The new Silicon Valley HQ of data storage company Evernote features a coffee bar in the lobby, staircases with built-in seating and an in-house artist to paint murals on whiteboards. (+slideshow)
San Francisco interior designers Studio O+A converted a gloomy 90s office building in Redwood City for Evernote, carving out a double-height reception area and adding a broad staircase containing banks of seating to encourage staff to use, and meet on, the stairs.
"In their old space they were on one floor," Studio O+A Principal Denise Cherry told Dezeen. "When they moved there was a lot of discussion about how to get interaction between floors. We built an expansive staircase that includes cushioned steps for seating - it’s kind of understood that you’re not supposed to use the elevators."
The 80,000 square foot building includes Silicon Valley staples such as a ping-pong table and a gym as well as a variety of different workspaces.
"We put in lots of different types of meeting spaces - formal, informal, collaborative, concentrative," says Cherry. "There is whiteboard paint everywhere. Anywhere you have an idea you can jot it down. And in fact they have an amazing whiteboard artist on staff who creates beautiful murals."
Cherry describes the look of the new space as "Simple, clean, bright, airy. We wanted to create a clean palette for them to layer in their work, much like their product, which creates layers of personal documents and pictures unique to every user."
The reception area is the most innovative part of the project, Cherry says. "Evernote doesn’t have a reception desk in the traditional sense. They have a coffee bar in the lobby. The emphasis throughout the office is on circulation - they really want to encourage people to move around, meet with each other, talk with each other so we thought coffee and donuts in the lobby would help with that. The receptionist doubles as a barista."
Photographer credit: Jasper Sanidad
Here's some text about the project from Studio O+A:
Square Footage: 80,000
At Evernote in Redwood City, California, the strict budget and swift pace of construction helped determine the direction of the design. Evernote is an online data storage company that allows its users to save (and retrieve) everything from Post-It notes to photographs to formal documents in the Cloud. With the company moving into a much larger building than it had previously occupied, and with business booming, Evernote needed to be up and running in its new space with a minimum of downtime. Our challenge was to design an office commensurate with Evernote’s soaring profile—on what was essentially a start-up budget and schedule.
We began with the concept of making the process of construction part of the aesthetic. In a clean and modern context, construction materials may acquire the design impact of richer finishes. Evernote’s coffee bar and break areas are clad with Douglas fir plywood, the texture and grain of which provides its own graphic patterns. Forgoing expensive interior branding, Evernote instead hired chalk artist Dana Tanamachi to draft a wall-sized representation of the company’s identity, complete with its tagline, “Remember everything,” and elephant logo.
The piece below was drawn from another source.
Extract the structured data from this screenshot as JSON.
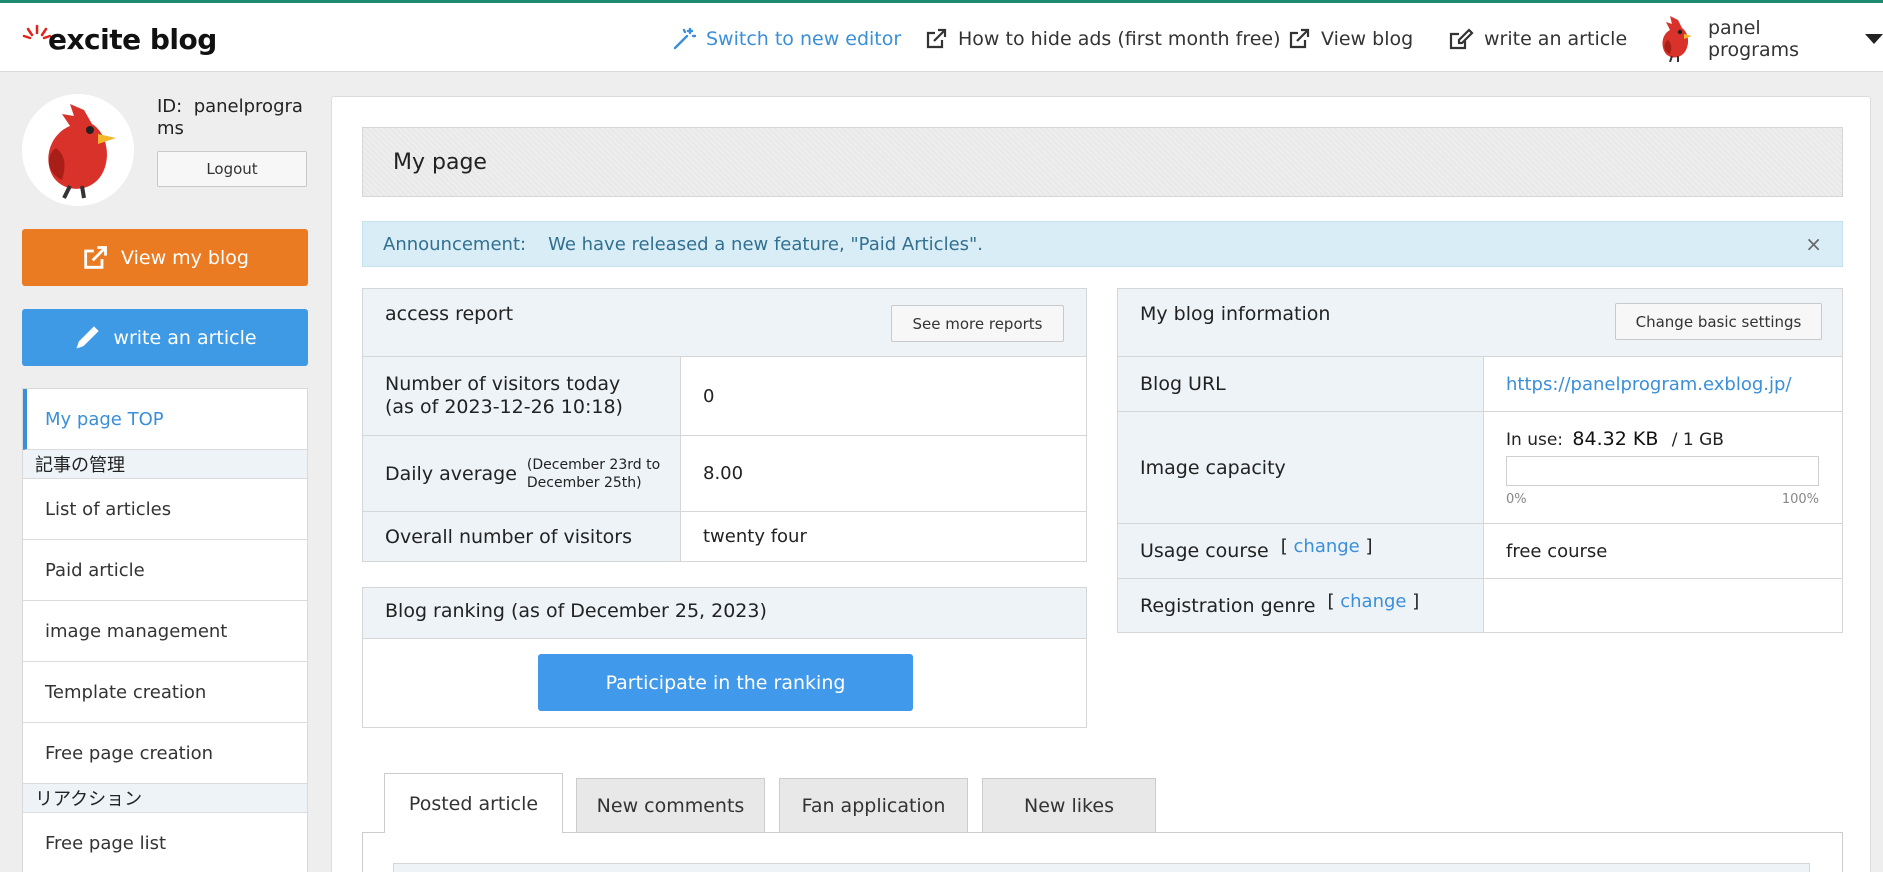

Low-maintenance, water-conserving plants on an adjoining wall contribute to the reception area’s look of unforced spaciousness.
Adding to the informality is the placement of a coffee bar—with fully functioning donut and pastry counter—at the reception station. An echo of Evernote’s mission of turning impulses into lasting archives of information, our design transforms the spontaneous habits of its staff (grabbing a donut on arrival, for example) into a lasting element.
This encouragement of spontaneity is reprised in the white ash stairway that connects the second and third floors. The wide staircase is fitted with cushioned step seating to make it a natural gathering place and area for relaxation. There are other spaces for breaks and informal meetings throughout the office—a large communal dining room; a ping-pong table; a designated fitness center equipped with treadmills, stationary bikes, and other exercise devices; and a series of small, strategically placed snack and coffee counters. The cumulative result of all these break options is an environment that promotes those casual interactions from which so many creative impulses spring.
As befits a work environment attuned to informal collaboration, the finish palette for Evernote is light. White walls and pastel accents mix with blonde wood and lighting that augment the natural brightness of the windows to subliminally communicate the spirit of the company—and turn a tight-budget, tight-schedule build-out into something memorable.
Architect: Studio O+A
Project Team: Primo Orpilla, Verda Alexander, Clem Soga, Denise Cherry, Perry Stephney, Elizabeth Guerrero, David Hunter, Emily Brooks, Kroeun Dav, Alfred Socias, Sarunya Wongjodsri, Alma Lopez, Caren McDonald, Olivia Ward, Jeorge Jordan
Location: Redwood City, California
Gross square footage: 80,000
Contractor: DA Pope
Consultants: Vaziri Structural Engineering
Key materials (type/brand)
Carpet: Shaw Contract, Interface Flor; Furniture: Allsteel, HPL, Inscape, Herman Miller; Cabinetry: Caesarstone, Abet Laminati, Formica, Nevamar; Flooring: Bolon, Armstrong, Capri Cork; Lighting: Daybrite, Kirlin, Amerlux, Pinnacle, Prudential, Louis Poulsen, School House, Lithonia, Intense, Omega, Delray
Software used: AutoCAD, 3D Studio Max, Adobe Creative Suite